Okay, the title track was good, but now I’m starting to see why this collection is getting such sweet airplay. “The Banks of the Vistula” is marvelous. It’s fierce and pushy. Unpredictable, yet constantly tempting you to guess. It encourages distaste for the moral absolutist and endears you to those who’ve bent their ethics in order to survive. It kinda sorta makes you hate good people and respect bad ones.

This ran in The Atlantic in 1997, apparently. You can read it here. 


Barb Johnson, “St. Luis of Palmyra”

9780061732270-150x234Luis wants to win the sixth-grade science fair and pass catechism.

(from More of This World or Maybe Another)

Junior’s scratching his nuts, following Luis with his eyes. His head jerks on its neck like a sprinkler that can only turn a little at a time. What a moron. He probably couldn’t make a science project or pass catechism, either one. Luis tries to picture Junior in a suit and tie or hooking up a radio at the science fair. What a joke.

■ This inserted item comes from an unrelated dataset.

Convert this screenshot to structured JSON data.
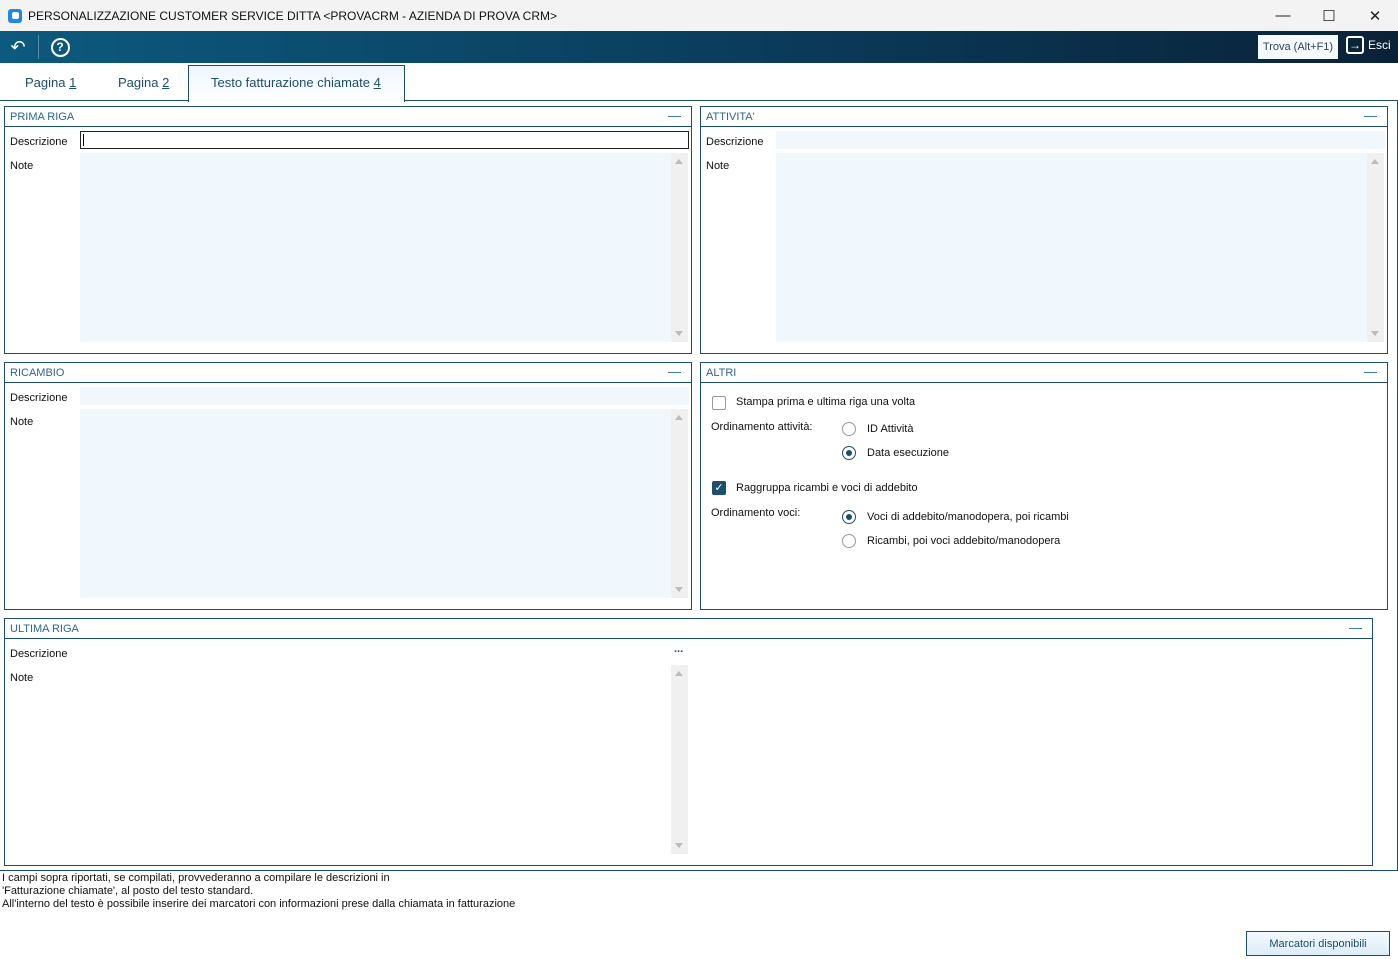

This story did not please me. It felt too much like a story. It felt made up. I was also confused by this sixth grader who was getting confirmed at age twelve. I was confirmed when I was sixteen and I did not get slapped afterward, as the priest said Luis would (does this happen anywhere, ever?) There’s also the fact that Luis is regularly having to give Junior, his mother’s boyfriend, blowjobs. This act is treated very casually and doesn’t seem to bother Luis, or it bothers him about as much as Junior always having control over the TV remote. I don’t know. I know he’s a poor kid who is limited by his circumstances, but it felt like the writer treated him like an idiot. Like he wouldn’t know that giving blowjobs was a big deal or like he’d really believe he could escape his life by putting his pilled-out mother in an abandoned car and driving her to California because God would make him a man post-confirmation. I’m going to try a few more stories in this collection, though. This is the last one in the book, and maybe I would have liked it more if I’d read it straight through.

Read some of it here.

Rebecca Lee, “Bobcat”

rebleeBobcatAnd now, the dinner party of our discontent.

(from Bobcat and Other Stories)

“Meat, meat, meat, meat, meat, meat, meat, meat, meat, meat,” she said, many more times than seemed amusing or rational. At first I had thought she was just being kind of cute, or silly. Maybe just suddenly exuberant? She spent essentially all day every day with her baby, so maybe she was only breaking free a little bit amidst the adults, without really remembering how, but then as the “meats” continued, her voice revealed a little bit of harshness or even madness in those short syllables. So she knew about Ray and Lakshmi? A part of her knew, and it was making the rest of her crazy, was my diagnosis. She was going to lose her mind if she said one more meat

Maybe the “fateful dinner party” isn’t really a trope. Maybe it’s something I pretend is a trope to tease a friend about her affinity for certain kinds of art-house films, wherein grievances are aired and secrets are revealed around a carefully planned meal of some import. And, my, how decorum crumbles and well-I-nevers fly about the room, despite the fancy candle holders and well-dressed guests.

But whatever. The fateful dinner party in “Bobcat” is hardly well-planned, and most of the decorum crumbling has either already happened in the unseen prologue or is reserved for mere mentioning in the rushed, epiloguing end. Instead, we get the tension of this guest knowing about that guest’s affair. How the wife doesn’t know. How the one author’s story of a bobcat tearing her arm off is suspicious, because aren’t bobcats like little and cute? The tension is delicious. It’s the point here. And it’s spooled up in refreshing, exhilarating prose. Just some really wonderful sentences.

So who cares about the fateful dinner thing? Or the sigh-bore-gasmatazz-tic thing where we’re made to read about writers. (New York writers, you guys!) Because that’s my baggage. This story’s better than all that. And I don’t feeling like feeling cynical after reading something this right-fucking-on.

Read it here.